I don't expect to hear anything out of Rodgers' camp until the start of camp, and maybe not even then. He isn't worried about fines – he will be made more than whole whether that ends up in a redone deal in Green Bay or a new contract as part of a trade. I suspect he will let Cheesehead Nation get a nice look at what this offense looks like without him this summer – it will only end up strengthening his position – and then perhaps he will change his tune and come in on a horse made of Cheddar cheese to save their season. Or maybe he'll sit out til they trade him. Regardless, I don't see him flinching at all in the next few weeks.
The case is being made for Josh Allen, Lamar Jackson and, to a lesser degree, Baker Mayfield to get new deals having completed their first three season and all enjoying success. But there is only one of them who has won an MVP award and rewritten the record books. And Jackson is being represented by his mom, with zero guidance from the NFLPA (the union has tried to assist to no avail) and the rest of the industry has no idea what this contract will ultimately look like, there is zero flow of information about it in the agent community, and that could hold up the process around the league.
It's been a long time since a contract of this consequence was negotiated in such a non-traditional manner (Master P and Ricky Williams back in the day?) and whatever deal is done will have ramifications. Does he go for the bizarre 10-year structure that Patrick Mahomes took on a year ago at this time? Is it a very short-term deal? Does he just decide to end the process and play it out? Anything seems possible and from the Ravens' standpoint, the last thing you want to be doing is sitting down with your best player's mom to tell her all the things her son hasn't done and must improve on and why he doesn't deserve to get every penny he wants. The process requires exposing warts and engaging in a bare-fisted back-and-forth at times. Far easier exchange with a third party.

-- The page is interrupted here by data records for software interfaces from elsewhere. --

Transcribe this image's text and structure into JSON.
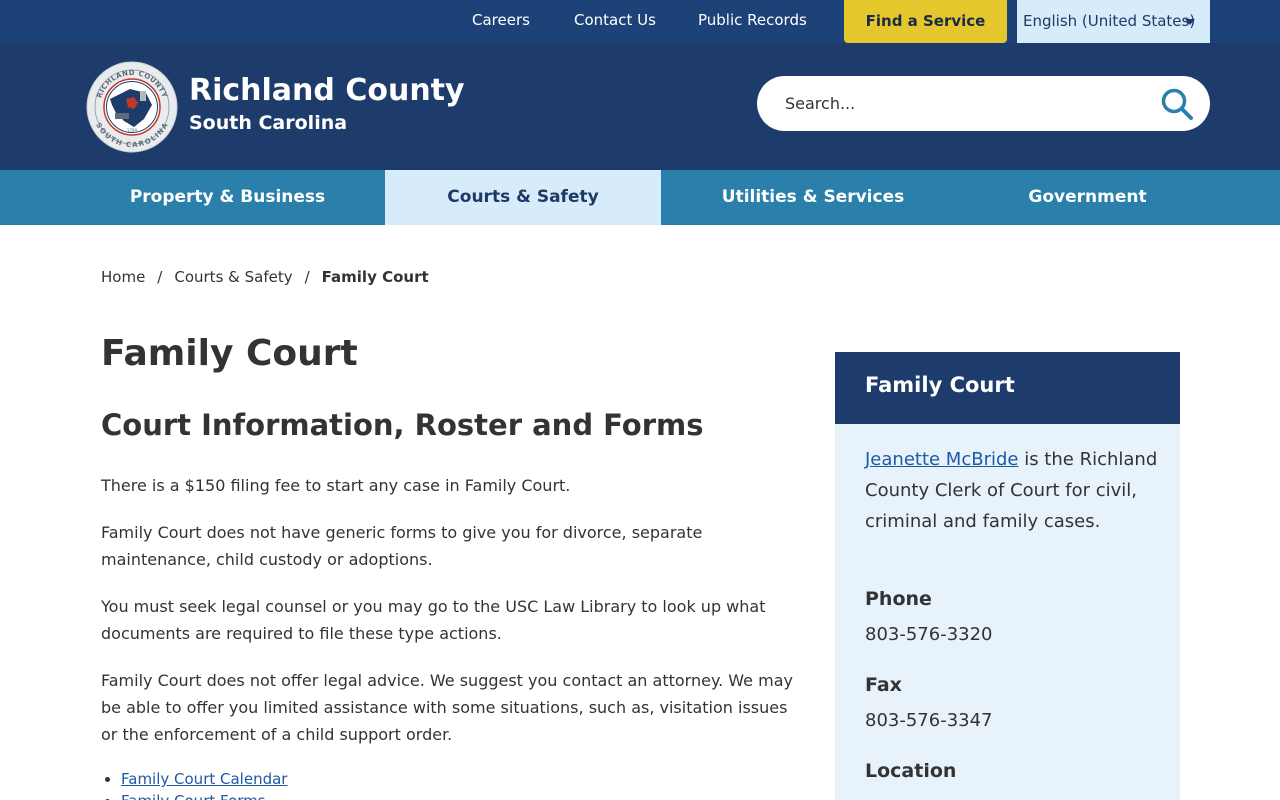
{
  "utility": {
    "links": [
      "Careers",
      "Contact Us",
      "Public Records"
    ],
    "find_service": "Find a Service",
    "language": "English (United States)"
  },
  "header": {
    "title": "Richland County",
    "subtitle": "South Carolina",
    "seal": {
      "top_text": "RICHLAND COUNTY",
      "bottom_text": "SOUTH CAROLINA",
      "year": "1799"
    },
    "search_placeholder": "Search..."
  },
  "nav": {
    "items": [
      "Property & Business",
      "Courts & Safety",
      "Utilities & Services",
      "Government"
    ],
    "active": "Courts & Safety"
  },
  "breadcrumb": {
    "items": [
      "Home",
      "Courts & Safety"
    ],
    "separator": "/",
    "current": "Family Court"
  },
  "main": {
    "title": "Family Court",
    "section_title": "Court Information, Roster and Forms",
    "paragraphs": [
      "There is a $150 filing fee to start any case in Family Court.",
      "Family Court does not have generic forms to give you for divorce, separate maintenance, child custody or adoptions.",
      "You must seek legal counsel or you may go to the USC Law Library to look up what documents are required to file these type actions.",
      "Family Court does not offer legal advice. We suggest you contact an attorney. We may be able to offer you limited assistance with some situations, such as, visitation issues or the enforcement of a child support order."
    ],
    "links": [
      "Family Court Calendar",
      "Family Court Forms"
    ]
  },
  "sidebar": {
    "title": "Family Court",
    "clerk_name": "Jeanette McBride",
    "intro_rest": " is the Richland County Clerk of Court for civil, criminal and family cases.",
    "phone_label": "Phone",
    "phone": "803-576-3320",
    "fax_label": "Fax",
    "fax": "803-576-3347",
    "location_label": "Location"
  },
  "colors": {
    "utility_bg": "#1d4278",
    "header_bg": "#1d3b6b",
    "nav_bg": "#2a80aa",
    "nav_active_bg": "#d6ecfa",
    "find_service_bg": "#e3c72d",
    "sidebar_bg": "#e8f2fa",
    "link": "#1d5aa6"
  }
}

Good luck finding many comps to this situation, so I tend to think this goes on for a while, and we don't get a lot of action in the first half of July. One phone call could change it, as in any negotiation, but this is tricky.
Who is 'that (expletive)' Brady referred to?
Tom Brady drops his bombshell right as everything shuts down, capturing rapt attention and intrigue. Don't expect him to spill the beans about this process anytime soon. Heck, I could see him (or maybe his agent, Don Yee) one day writing a book that Brady's production team then turns into a movie or a documentary about the process. But that's a long ways down the road, well after Brady retires. In the meantime, many an NFL coach or GM will be pondering just exactly whom Brady was referencing. Of course, they'll be sipping on a cocktail or riding the waves while they do it.